Whether you’re at the local yoga studio or taking a forced moment so you don’t lose it on your kids, you’ve heard this expression.

We know there’s something to this method of breathing, but what we didn’t know until recently is that controlling our breathing can yield additional access and synchrony between brain areas. This new understanding may even lead to greater control, focus, and calmness.

The fact that humans can control and regulate their brains is unique from most other animals. We can control our emotions, stay awake despite being exhausted, and even suppressing thoughts (incidentally the best way to do this, a counselor friend once told me, is to silently yell, “Stop!” when you catch yourself going down an undesirable path in your head). Most studies in the past focused on the brain stem which controls automatic processes such as heart rate.  But since we can control our breathing rate, other areas of the brain must be involved, say researchers.

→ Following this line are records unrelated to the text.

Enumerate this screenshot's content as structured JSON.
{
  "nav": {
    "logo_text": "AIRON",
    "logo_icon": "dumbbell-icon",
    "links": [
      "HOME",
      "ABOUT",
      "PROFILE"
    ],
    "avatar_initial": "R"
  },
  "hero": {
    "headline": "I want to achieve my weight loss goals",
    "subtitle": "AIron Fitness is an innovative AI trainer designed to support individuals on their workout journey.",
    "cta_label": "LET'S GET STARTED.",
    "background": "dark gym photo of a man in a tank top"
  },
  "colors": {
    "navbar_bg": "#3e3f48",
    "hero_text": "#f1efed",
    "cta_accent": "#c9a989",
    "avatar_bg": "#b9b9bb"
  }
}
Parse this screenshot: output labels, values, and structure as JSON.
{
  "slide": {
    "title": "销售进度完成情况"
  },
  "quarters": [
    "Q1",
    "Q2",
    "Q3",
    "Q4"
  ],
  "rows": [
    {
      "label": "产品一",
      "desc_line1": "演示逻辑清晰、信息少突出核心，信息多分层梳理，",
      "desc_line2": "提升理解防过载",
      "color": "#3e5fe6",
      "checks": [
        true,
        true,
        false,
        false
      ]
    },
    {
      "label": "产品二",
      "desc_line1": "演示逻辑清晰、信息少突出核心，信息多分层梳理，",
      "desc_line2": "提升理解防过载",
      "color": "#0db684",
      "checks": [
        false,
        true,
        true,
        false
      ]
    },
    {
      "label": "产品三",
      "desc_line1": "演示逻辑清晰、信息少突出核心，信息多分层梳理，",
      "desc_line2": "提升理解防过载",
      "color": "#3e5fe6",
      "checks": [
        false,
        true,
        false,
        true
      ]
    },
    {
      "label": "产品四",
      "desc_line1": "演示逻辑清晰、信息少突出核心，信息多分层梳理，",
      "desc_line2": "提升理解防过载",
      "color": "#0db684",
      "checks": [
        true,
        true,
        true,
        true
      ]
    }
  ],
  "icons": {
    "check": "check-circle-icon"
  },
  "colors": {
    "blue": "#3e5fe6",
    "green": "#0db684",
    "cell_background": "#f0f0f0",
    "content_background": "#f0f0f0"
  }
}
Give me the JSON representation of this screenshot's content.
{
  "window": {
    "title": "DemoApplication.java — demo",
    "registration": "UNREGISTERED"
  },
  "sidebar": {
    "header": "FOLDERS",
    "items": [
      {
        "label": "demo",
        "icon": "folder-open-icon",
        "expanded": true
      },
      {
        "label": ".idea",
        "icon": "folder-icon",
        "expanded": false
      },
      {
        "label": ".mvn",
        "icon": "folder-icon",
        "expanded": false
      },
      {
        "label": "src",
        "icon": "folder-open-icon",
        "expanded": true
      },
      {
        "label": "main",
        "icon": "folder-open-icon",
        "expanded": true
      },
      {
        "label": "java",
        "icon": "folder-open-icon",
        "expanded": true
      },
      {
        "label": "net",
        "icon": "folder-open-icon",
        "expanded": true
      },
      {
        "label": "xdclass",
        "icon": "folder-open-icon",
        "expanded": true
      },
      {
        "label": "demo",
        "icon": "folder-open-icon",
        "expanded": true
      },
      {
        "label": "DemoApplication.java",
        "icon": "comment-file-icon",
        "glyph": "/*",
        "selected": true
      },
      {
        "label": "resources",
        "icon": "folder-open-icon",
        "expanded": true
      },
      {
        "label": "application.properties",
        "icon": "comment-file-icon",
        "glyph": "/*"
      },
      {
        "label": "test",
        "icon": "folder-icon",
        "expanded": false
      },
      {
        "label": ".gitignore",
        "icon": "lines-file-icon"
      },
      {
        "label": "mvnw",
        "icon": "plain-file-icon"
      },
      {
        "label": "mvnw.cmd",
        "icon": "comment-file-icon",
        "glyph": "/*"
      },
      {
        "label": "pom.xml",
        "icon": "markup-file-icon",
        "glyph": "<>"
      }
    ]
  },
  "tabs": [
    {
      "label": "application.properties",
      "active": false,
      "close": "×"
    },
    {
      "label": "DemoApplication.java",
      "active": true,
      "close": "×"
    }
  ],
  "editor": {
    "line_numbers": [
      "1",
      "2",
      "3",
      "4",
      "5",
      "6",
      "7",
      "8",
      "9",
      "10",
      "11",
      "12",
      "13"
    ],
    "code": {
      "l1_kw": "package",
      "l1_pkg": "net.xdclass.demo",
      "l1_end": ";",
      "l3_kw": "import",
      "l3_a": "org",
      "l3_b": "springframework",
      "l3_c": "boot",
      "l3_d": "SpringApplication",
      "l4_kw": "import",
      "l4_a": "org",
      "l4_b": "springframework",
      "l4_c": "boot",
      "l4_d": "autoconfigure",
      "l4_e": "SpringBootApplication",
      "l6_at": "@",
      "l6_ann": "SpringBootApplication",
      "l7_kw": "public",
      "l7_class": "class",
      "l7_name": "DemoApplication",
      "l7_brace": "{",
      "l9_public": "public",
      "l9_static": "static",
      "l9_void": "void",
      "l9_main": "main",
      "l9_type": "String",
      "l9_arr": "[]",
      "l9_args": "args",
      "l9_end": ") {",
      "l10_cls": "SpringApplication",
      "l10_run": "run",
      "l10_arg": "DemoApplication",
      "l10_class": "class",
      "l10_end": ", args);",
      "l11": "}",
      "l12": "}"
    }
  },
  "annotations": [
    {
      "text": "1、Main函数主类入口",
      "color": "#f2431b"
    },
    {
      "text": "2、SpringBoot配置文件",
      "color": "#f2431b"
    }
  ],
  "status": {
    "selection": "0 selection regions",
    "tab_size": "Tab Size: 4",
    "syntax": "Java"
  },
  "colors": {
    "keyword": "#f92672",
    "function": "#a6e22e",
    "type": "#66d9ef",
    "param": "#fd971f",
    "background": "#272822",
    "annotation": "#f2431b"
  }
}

Scientists have wondered why humans are capable of volitionally regulating breathing. Dr. Jose Herrero joined forces with neurosurgeon Dr. Ashesh Mehta recently to study brain activity in relation to breathing. While most neuroscience studies involving humans use imaging techniques, Herrero and Mehta’s study involved planting electrodes in the brain. (The subjects were people who had electrodes implanted in their brains as part of a clinical treatment for epilepsy.)

The study, conducted by a team of doctors and researchers from Northwestern University in Illinois and Hofstra University’s Northwell School of Medicine in New York found that when people changed their breathing, either by increasing the pace, counting their breaths (focusing), the brain changed as well. While this isn’t new information for some, particularly high-level athletes, it has never been proven until recently.

Sped-up breathing could stimulate anxiety states which sped up activity in the amygdala, the team discovered. Controlled, deep breathing seemed to tap into the hippocampus and insula – both parts of the brain that are connected to emotion – along with the anterior cingulate cortex, which is key in the modulation of blood pressure and heart rate.

So next time you breath deeply, remember it’s doing you a world of good!